Citation: Wang B, Wang L, Cheng F, Lv H, Sun L, Wei D, Pu Y, Wu J, Hou Y, Wen B, Xu X and Yan W (2019) MiR-222-3p in Platelets Serves as a Distinguishing Marker for Early Recognition of Kawasaki Disease. Front. Pediatr. 7:237. doi: 10.3389/fped.2019.00237

Received: 14 February 2019; Accepted: 24 May 2019;
Published: 28 June 2019.

Edited by:

Xupei Huang, Florida Atlantic University, United States

Reviewed by:

Keiichi Hirono, University of Toyama, Japan
Hong–Ren Yu, Chang Gung Memorial Hospital, Taiwan

Copyright © 2019 Wang, Wang, Cheng, Lv, Sun, Wei, Pu, Wu, Hou, Wen, Xu and Yan. This is an open-access article distributed under the terms of the Creative Commons Attribution License (CC BY). The use, distribution or reproduction in other forums is permitted, provided the original author(s) and the copyright owner(s) are credited and that the original publication in this journal is cited, in accordance with accepted academic practice. No use, distribution or reproduction is permitted which does not comply with these terms.

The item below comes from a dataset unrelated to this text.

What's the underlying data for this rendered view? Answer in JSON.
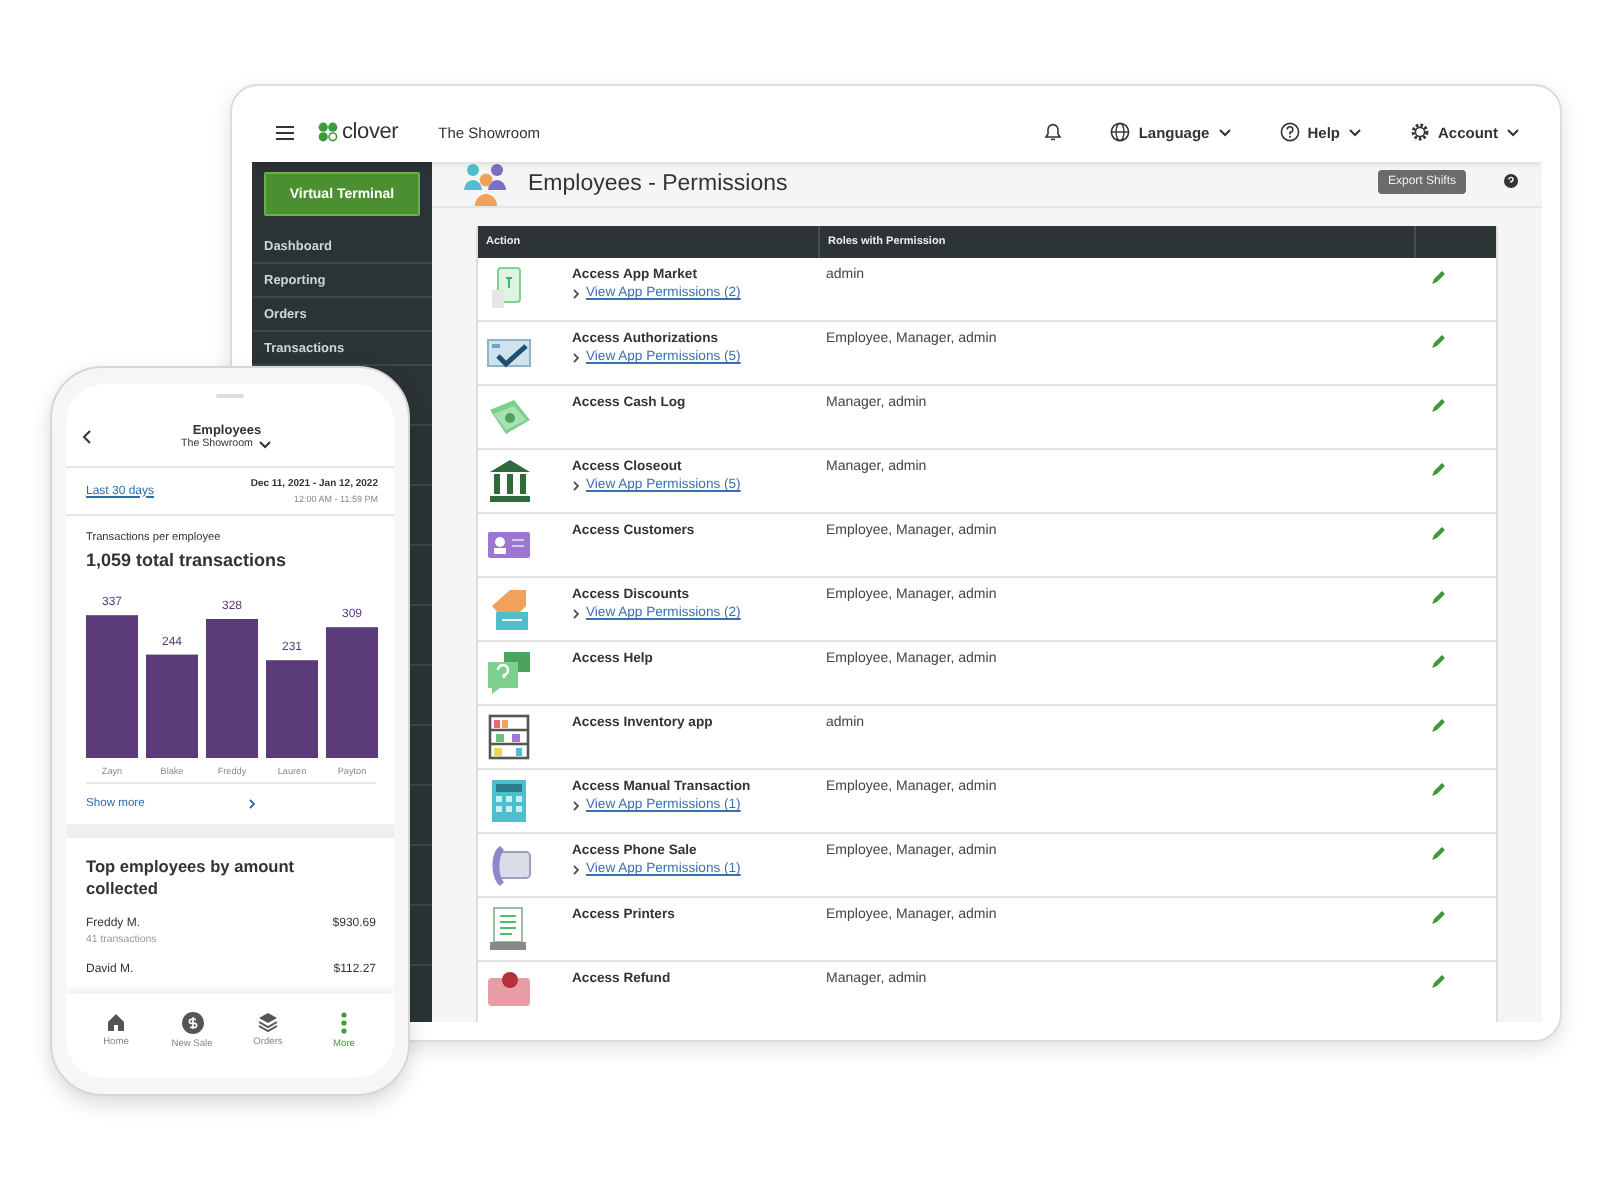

*Correspondence: Wen-hua Yan, whyan328@sina.com